In a first for Menlo-Atherton High School's Senior Awards Night, held this year on May 31, scholarships were handed out in the name of Alice Kleeman, a college adviser for M-A students for 20 years before retiring in June 2015.
A four-year college scholarship, a two-year scholarship and two honorable mentions were awarded in Ms. Kleeman's name, drawn from a fund of about $75,000 raised by more than 100 donors, according to scholarship committee member Joan Lambert.
The plan going forward is to award two scholarships per year "for the next several years." One will go to a student attending a community college; the other to a student attending a four-year college. The scholarships will "award students with financial need who show drive, determination, and the deep desire to excel in college," according to the website
M-A seniors receiving scholarships and honorable mentions are:
■ Luis Acosta Linares, who plans to attend the University of California at Berkeley and who will receive $2,500 a year for four years.
■ Orbelina Carranza, who plans to attend Canada Community College and who will receive $750 per year for her two years, and $2,500 for each of the next two years if she transfers to a four-year school.
■ Sharon Ontiveros and Lesly Gopar Chavez, who received honorable mentions and one-time scholarships of $2,500 each.
There are no plans to continue the honorable-mention awards beyond 2016, Ms. Lambert said.
Ms. Kleeman chose the recipients, and the scholarships include an offer to the award winners for mentoring from Ms. Kleeman throughout their undergraduate years, Ms. Lambert said.
"We believe that Alice's mentorship is worth way more than the amount of money we'll be able to give the students," she said.
Loved and admired
The scholarship project is the work of four or five mothers in a partnership with the M-A Alumni Association, which already gives out scholarships, Ms. Lambert said.
The idea came from students who had received guidance from Ms. Kleeman in the past and wanted to "do something for Alice," Ms. Lambert said. "She didn't want recognition, but wanted to quietly retire. This is a way to honor her legacy and help kids without lionizing her."
The project has Ms. Kleeman's support. "She was totally supportive and actually got more and more excited about it," Ms. Lambert said.

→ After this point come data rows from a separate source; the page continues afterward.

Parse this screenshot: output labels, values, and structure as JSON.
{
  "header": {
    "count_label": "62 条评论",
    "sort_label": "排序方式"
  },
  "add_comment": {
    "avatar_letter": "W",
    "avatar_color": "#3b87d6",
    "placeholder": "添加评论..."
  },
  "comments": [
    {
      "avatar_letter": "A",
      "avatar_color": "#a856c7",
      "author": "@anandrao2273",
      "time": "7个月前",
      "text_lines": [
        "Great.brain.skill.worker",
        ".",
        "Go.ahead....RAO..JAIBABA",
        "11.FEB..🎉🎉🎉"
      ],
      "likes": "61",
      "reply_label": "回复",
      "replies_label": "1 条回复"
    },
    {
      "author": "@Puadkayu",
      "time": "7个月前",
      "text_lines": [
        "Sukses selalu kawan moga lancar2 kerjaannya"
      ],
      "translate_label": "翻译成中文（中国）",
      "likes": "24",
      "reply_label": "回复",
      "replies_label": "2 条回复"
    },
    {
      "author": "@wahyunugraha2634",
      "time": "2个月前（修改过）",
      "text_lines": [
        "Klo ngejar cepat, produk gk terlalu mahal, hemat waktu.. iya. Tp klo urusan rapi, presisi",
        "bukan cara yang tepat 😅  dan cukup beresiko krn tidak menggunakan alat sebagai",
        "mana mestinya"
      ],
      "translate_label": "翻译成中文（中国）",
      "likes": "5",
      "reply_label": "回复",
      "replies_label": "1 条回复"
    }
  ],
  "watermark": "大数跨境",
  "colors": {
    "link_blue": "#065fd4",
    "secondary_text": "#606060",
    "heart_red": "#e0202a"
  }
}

"I think this is a testament to how loved Alice is," she said. "It would be hard to find someone at that school who is more universally loved and admired."